GOAL OF THE EXERCISE:
Copy out every line below without alteration.

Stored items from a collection
☆ ☆ ☆ ☆

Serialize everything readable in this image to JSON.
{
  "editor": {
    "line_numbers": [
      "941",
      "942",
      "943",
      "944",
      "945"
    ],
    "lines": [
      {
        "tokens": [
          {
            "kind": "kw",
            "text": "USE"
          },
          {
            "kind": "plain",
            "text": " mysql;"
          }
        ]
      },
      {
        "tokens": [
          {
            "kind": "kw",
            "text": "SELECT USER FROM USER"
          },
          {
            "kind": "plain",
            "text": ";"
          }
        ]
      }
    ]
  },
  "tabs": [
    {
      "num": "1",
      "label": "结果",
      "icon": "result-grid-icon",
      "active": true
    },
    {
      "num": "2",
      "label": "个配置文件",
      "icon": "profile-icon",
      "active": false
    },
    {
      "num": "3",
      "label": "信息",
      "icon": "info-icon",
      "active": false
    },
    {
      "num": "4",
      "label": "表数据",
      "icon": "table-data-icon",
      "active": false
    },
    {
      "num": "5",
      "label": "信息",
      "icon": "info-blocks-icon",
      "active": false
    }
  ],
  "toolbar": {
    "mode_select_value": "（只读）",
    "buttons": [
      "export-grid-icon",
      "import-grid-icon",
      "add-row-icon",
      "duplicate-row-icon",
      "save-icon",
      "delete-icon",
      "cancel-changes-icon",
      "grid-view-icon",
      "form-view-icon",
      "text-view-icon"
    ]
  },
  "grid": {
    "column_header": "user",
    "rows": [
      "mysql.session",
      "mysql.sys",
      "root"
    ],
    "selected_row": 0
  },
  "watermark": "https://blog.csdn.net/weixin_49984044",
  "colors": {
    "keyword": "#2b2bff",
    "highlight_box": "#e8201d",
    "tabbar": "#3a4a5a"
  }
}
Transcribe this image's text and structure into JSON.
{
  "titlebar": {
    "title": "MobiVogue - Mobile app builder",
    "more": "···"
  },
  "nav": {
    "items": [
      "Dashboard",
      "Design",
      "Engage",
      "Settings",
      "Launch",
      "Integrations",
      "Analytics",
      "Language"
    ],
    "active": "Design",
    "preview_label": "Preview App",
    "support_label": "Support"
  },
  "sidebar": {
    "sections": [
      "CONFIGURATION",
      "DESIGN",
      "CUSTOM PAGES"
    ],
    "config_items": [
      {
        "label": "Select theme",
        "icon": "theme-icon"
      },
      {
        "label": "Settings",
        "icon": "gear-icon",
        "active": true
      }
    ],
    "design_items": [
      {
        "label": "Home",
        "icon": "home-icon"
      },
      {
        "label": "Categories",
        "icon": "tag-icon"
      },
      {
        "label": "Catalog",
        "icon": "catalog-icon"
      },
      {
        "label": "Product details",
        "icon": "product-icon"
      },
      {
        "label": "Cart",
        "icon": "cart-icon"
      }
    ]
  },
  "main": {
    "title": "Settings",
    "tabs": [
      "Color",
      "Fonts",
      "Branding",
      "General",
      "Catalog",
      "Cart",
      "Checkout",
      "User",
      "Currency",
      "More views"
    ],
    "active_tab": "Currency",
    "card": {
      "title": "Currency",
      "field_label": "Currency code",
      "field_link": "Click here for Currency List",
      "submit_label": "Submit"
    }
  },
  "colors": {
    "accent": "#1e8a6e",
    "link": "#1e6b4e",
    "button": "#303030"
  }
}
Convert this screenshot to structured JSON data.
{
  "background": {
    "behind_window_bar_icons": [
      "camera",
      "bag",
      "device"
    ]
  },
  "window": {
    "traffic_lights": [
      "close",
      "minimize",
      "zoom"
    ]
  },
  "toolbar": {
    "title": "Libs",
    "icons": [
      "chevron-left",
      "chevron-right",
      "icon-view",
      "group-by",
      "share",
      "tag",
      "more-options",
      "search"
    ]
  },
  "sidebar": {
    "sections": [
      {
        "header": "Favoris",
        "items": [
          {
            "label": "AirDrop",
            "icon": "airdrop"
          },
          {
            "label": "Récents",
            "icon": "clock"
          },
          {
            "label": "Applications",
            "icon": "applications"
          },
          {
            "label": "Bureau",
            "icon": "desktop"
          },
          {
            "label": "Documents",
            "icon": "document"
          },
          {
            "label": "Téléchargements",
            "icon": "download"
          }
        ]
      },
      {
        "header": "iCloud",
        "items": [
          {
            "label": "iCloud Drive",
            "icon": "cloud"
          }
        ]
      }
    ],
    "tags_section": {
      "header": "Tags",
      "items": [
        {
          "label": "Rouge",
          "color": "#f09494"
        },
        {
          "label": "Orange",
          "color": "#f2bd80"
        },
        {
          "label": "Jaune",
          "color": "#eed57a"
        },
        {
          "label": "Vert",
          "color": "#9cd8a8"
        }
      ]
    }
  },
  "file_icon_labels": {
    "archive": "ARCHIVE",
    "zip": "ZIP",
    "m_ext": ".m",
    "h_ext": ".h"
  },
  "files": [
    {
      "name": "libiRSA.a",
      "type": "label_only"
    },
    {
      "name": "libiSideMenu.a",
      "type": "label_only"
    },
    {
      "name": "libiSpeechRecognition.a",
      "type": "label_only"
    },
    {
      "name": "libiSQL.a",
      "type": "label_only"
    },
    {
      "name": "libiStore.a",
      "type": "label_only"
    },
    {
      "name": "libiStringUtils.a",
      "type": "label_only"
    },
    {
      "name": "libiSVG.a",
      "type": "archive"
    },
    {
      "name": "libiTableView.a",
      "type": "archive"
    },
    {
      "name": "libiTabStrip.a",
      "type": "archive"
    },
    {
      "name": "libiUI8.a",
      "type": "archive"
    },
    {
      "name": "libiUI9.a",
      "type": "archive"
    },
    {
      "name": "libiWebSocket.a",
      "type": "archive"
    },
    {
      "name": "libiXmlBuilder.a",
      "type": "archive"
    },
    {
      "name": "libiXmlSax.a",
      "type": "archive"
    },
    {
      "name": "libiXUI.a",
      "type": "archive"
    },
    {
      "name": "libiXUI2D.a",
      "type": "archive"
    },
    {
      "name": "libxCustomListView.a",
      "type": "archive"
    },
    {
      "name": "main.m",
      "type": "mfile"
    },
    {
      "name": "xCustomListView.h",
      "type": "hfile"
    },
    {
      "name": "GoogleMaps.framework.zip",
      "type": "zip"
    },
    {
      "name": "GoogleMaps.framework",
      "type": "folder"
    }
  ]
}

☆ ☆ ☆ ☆

TASK RESPONSE:
Serialize everything readable in this image to JSON.
{
  "editor": {
    "line_numbers": [
      "941",
      "942",
      "943",
      "944",
      "945"
    ],
    "lines": [
      {
        "tokens": [
          {
            "kind": "kw",
            "text": "USE"
          },
          {
            "kind": "plain",
            "text": " mysql;"
          }
        ]
      },
      {
        "tokens": [
          {
            "kind": "kw",
            "text": "SELECT USER FROM USER"
          },
          {
            "kind": "plain",
            "text": ";"
          }
        ]
      }
    ]
  },
  "tabs": [
    {
      "num": "1",
      "label": "结果",
      "icon": "result-grid-icon",
      "active": true
    },
    {
      "num": "2",
      "label": "个配置文件",
      "icon": "profile-icon",
      "active": false
    },
    {
      "num": "3",
      "label": "信息",
      "icon": "info-icon",
      "active": false
    },
    {
      "num": "4",
      "label": "表数据",
      "icon": "table-data-icon",
      "active": false
    },
    {
      "num": "5",
      "label": "信息",
      "icon": "info-blocks-icon",
      "active": false
    }
  ],
  "toolbar": {
    "mode_select_value": "（只读）",
    "buttons": [
      "export-grid-icon",
      "import-grid-icon",
      "add-row-icon",
      "duplicate-row-icon",
      "save-icon",
      "delete-icon",
      "cancel-changes-icon",
      "grid-view-icon",
      "form-view-icon",
      "text-view-icon"
    ]
  },
  "grid": {
    "column_header": "user",
    "rows": [
      "mysql.session",
      "mysql.sys",
      "root"
    ],
    "selected_row": 0
  },
  "watermark": "https://blog.csdn.net/weixin_49984044",
  "colors": {
    "keyword": "#2b2bff",
    "highlight_box": "#e8201d",
    "tabbar": "#3a4a5a"
  }
}
Transcribe this image's text and structure into JSON.
{
  "titlebar": {
    "title": "MobiVogue - Mobile app builder",
    "more": "···"
  },
  "nav": {
    "items": [
      "Dashboard",
      "Design",
      "Engage",
      "Settings",
      "Launch",
      "Integrations",
      "Analytics",
      "Language"
    ],
    "active": "Design",
    "preview_label": "Preview App",
    "support_label": "Support"
  },
  "sidebar": {
    "sections": [
      "CONFIGURATION",
      "DESIGN",
      "CUSTOM PAGES"
    ],
    "config_items": [
      {
        "label": "Select theme",
        "icon": "theme-icon"
      },
      {
        "label": "Settings",
        "icon": "gear-icon",
        "active": true
      }
    ],
    "design_items": [
      {
        "label": "Home",
        "icon": "home-icon"
      },
      {
        "label": "Categories",
        "icon": "tag-icon"
      },
      {
        "label": "Catalog",
        "icon": "catalog-icon"
      },
      {
        "label": "Product details",
        "icon": "product-icon"
      },
      {
        "label": "Cart",
        "icon": "cart-icon"
      }
    ]
  },
  "main": {
    "title": "Settings",
    "tabs": [
      "Color",
      "Fonts",
      "Branding",
      "General",
      "Catalog",
      "Cart",
      "Checkout",
      "User",
      "Currency",
      "More views"
    ],
    "active_tab": "Currency",
    "card": {
      "title": "Currency",
      "field_label": "Currency code",
      "field_link": "Click here for Currency List",
      "submit_label": "Submit"
    }
  },
  "colors": {
    "accent": "#1e8a6e",
    "link": "#1e6b4e",
    "button": "#303030"
  }
}
Convert this screenshot to structured JSON data.
{
  "background": {
    "behind_window_bar_icons": [
      "camera",
      "bag",
      "device"
    ]
  },
  "window": {
    "traffic_lights": [
      "close",
      "minimize",
      "zoom"
    ]
  },
  "toolbar": {
    "title": "Libs",
    "icons": [
      "chevron-left",
      "chevron-right",
      "icon-view",
      "group-by",
      "share",
      "tag",
      "more-options",
      "search"
    ]
  },
  "sidebar": {
    "sections": [
      {
        "header": "Favoris",
        "items": [
          {
            "label": "AirDrop",
            "icon": "airdrop"
          },
          {
            "label": "Récents",
            "icon": "clock"
          },
          {
            "label": "Applications",
            "icon": "applications"
          },
          {
            "label": "Bureau",
            "icon": "desktop"
          },
          {
            "label": "Documents",
            "icon": "document"
          },
          {
            "label": "Téléchargements",
            "icon": "download"
          }
        ]
      },
      {
        "header": "iCloud",
        "items": [
          {
            "label": "iCloud Drive",
            "icon": "cloud"
          }
        ]
      }
    ],
    "tags_section": {
      "header": "Tags",
      "items": [
        {
          "label": "Rouge",
          "color": "#f09494"
        },
        {
          "label": "Orange",
          "color": "#f2bd80"
        },
        {
          "label": "Jaune",
          "color": "#eed57a"
        },
        {
          "label": "Vert",
          "color": "#9cd8a8"
        }
      ]
    }
  },
  "file_icon_labels": {
    "archive": "ARCHIVE",
    "zip": "ZIP",
    "m_ext": ".m",
    "h_ext": ".h"
  },
  "files": [
    {
      "name": "libiRSA.a",
      "type": "label_only"
    },
    {
      "name": "libiSideMenu.a",
      "type": "label_only"
    },
    {
      "name": "libiSpeechRecognition.a",
      "type": "label_only"
    },
    {
      "name": "libiSQL.a",
      "type": "label_only"
    },
    {
      "name": "libiStore.a",
      "type": "label_only"
    },
    {
      "name": "libiStringUtils.a",
      "type": "label_only"
    },
    {
      "name": "libiSVG.a",
      "type": "archive"
    },
    {
      "name": "libiTableView.a",
      "type": "archive"
    },
    {
      "name": "libiTabStrip.a",
      "type": "archive"
    },
    {
      "name": "libiUI8.a",
      "type": "archive"
    },
    {
      "name": "libiUI9.a",
      "type": "archive"
    },
    {
      "name": "libiWebSocket.a",
      "type": "archive"
    },
    {
      "name": "libiXmlBuilder.a",
      "type": "archive"
    },
    {
      "name": "libiXmlSax.a",
      "type": "archive"
    },
    {
      "name": "libiXUI.a",
      "type": "archive"
    },
    {
      "name": "libiXUI2D.a",
      "type": "archive"
    },
    {
      "name": "libxCustomListView.a",
      "type": "archive"
    },
    {
      "name": "main.m",
      "type": "mfile"
    },
    {
      "name": "xCustomListView.h",
      "type": "hfile"
    },
    {
      "name": "GoogleMaps.framework.zip",
      "type": "zip"
    },
    {
      "name": "GoogleMaps.framework",
      "type": "folder"
    }
  ]
}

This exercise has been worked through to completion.